Canadian Solar Inc. and South Korea’s Hanwha Q Cells Co. have been lured by the possibility of getting a piece of Asia’s third-largest energy market. Increased competition may help drive retail electricity costs down by 15 percent, according to Bloomberg New Energy Finance.
“New participants are entering the market at a time when the utilities’ competitive power remains weak because there are almost no operating reactors,” said Moody’s Corp. analyst Mariko Semetko. “Competition in areas that include Tokyo and Osaka will intensify as new entrants emerge to meet demand.”
Japanese rice and grain grower Arima Co., a 10-person operation on Shikoku, registered as a power supplier because it is considering installing solar panels in unused fields, said Yoji Arima, the sales manager. The business is optimistic that revenue from power production could help stabilize volatile agricultural profits, which are affected by weather and price swings.
Yet entering the market isn’t as easy as buying solar panels and plugging into the grid. Participants must pay a consignment charge to supply customers through transmission lines owned by regional utilities. And, unlike a program started in 2012 that guarantees payment for producers in order to provide incentives for clean energy, participants must find their own customers.
Japan’s electricity demand may rise by about 22 percent to 1.18 trillion kilowatt-hours from fiscal 2013 to 2030 under one scenario, the Ministry of Economy, Trade and Industry said in a report. Sixteen percent of households plan to change their electricity supplier if rates are 10 percent cheaper, according to a survey from Nomura Research Institute Ltd.
In August, Japan rejoined the group of nations using atomic power as it swept aside public opposition and fired up one of the reactors that had been shuttered for safety upgrades after the March 2011 earthquake and tsunami that wrecked the Fukushima No. 1 station. The disaster led to rolling blackouts in Tokyo and helped sway public support for the liberalization.
Competition between new and existing suppliers may combine with lower commodity prices and the restart of nuclear reactors to drive down retail electricity rates when the power market for households and small businesses opens in April, according to Ali Izadi-Najafabadi, a Tokyo-based analyst with Bloomberg New Energy Finance.

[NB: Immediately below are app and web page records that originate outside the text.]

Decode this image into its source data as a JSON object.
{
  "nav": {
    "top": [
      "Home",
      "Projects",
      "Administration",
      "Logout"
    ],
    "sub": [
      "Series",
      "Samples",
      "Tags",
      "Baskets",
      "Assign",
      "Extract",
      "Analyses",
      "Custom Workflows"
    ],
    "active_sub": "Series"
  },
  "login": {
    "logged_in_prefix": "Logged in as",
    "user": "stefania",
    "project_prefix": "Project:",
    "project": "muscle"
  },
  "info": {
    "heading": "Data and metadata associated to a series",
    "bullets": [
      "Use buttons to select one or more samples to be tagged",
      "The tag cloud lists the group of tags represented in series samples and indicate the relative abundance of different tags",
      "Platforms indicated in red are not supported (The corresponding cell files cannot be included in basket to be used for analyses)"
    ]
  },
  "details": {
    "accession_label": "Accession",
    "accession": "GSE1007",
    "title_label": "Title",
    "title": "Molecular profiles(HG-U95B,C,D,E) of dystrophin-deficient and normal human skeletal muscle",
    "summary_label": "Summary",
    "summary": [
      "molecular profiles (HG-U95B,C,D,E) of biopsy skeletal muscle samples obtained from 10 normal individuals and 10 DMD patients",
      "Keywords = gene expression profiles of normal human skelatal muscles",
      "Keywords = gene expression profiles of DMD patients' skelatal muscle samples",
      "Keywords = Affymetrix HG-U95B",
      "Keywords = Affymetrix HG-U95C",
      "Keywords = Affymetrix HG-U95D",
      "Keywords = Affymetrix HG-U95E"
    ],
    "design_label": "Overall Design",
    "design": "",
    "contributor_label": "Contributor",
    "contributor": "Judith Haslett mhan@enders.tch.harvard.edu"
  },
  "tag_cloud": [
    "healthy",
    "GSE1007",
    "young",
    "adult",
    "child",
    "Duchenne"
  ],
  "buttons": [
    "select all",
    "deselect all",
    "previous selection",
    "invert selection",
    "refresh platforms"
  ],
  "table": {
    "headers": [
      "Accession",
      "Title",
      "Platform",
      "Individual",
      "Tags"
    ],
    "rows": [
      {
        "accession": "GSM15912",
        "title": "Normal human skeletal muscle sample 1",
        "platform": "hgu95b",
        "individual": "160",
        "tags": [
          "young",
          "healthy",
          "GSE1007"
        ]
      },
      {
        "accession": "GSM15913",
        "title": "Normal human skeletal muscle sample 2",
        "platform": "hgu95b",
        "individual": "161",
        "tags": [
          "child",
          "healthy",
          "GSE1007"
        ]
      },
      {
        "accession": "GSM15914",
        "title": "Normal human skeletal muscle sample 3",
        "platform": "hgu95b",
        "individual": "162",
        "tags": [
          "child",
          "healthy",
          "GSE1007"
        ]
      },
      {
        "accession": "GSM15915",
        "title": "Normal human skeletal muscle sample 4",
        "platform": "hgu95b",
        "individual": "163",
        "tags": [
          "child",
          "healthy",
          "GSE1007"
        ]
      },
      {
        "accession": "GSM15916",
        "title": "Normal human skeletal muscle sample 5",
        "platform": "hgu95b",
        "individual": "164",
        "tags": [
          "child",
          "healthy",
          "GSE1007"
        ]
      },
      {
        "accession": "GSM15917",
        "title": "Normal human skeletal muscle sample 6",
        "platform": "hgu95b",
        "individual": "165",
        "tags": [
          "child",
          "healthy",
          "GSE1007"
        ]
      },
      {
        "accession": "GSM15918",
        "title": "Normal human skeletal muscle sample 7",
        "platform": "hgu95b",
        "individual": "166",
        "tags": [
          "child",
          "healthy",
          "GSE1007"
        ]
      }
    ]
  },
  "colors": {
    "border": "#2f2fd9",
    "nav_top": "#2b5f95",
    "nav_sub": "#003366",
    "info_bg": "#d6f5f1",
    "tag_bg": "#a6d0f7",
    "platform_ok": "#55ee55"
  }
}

Analysts and academics are divided over whether liberalizing power markets always benefits consumers. In Washington, D.C., and the 11 U.S. states that have restructured electricity markets, prices have risen more than four times faster since deregulation, relative to national prices, according to a study published in the International Journal of Energy Economics and Policy.
Japan has already deregulated power markets for factories and large buildings, and the country’s total electricity market is worth about ¥18.2 trillion ($150 billion).
Existing companies with customers may fare best under new rules.
Tokyo Gas Co., the largest city-gas distributor, plans to enter the power business in April and will target sales in the Kanto region, which has been dominated by Tokyo Electric Power Co. (Tepco) for decades.
“If you’re Tokyo Gas, you already have a residential customer base in Tokyo, so all you’re doing is going back to those customers and saying, ‘You are buying gas from me now, how about you buy electricity from me?’ ” said Izadi-Najafabadi.
Tepco, Japan’s largest utility, announced a partnership with SoftBank Group this month to package power, telephone and Internet service. More partnerships may be on the horizon as companies bundle offerings to scoop up more customers.
“If someone can give you a package at a lower price with a whole bunch of goods, then that is what you are going to take,” said Joseph Jacobelli, a utilities and infrastructure analyst with Bloomberg Intelligence.
“They want to sell packages, which will basically own the customer, then they leverage that up.”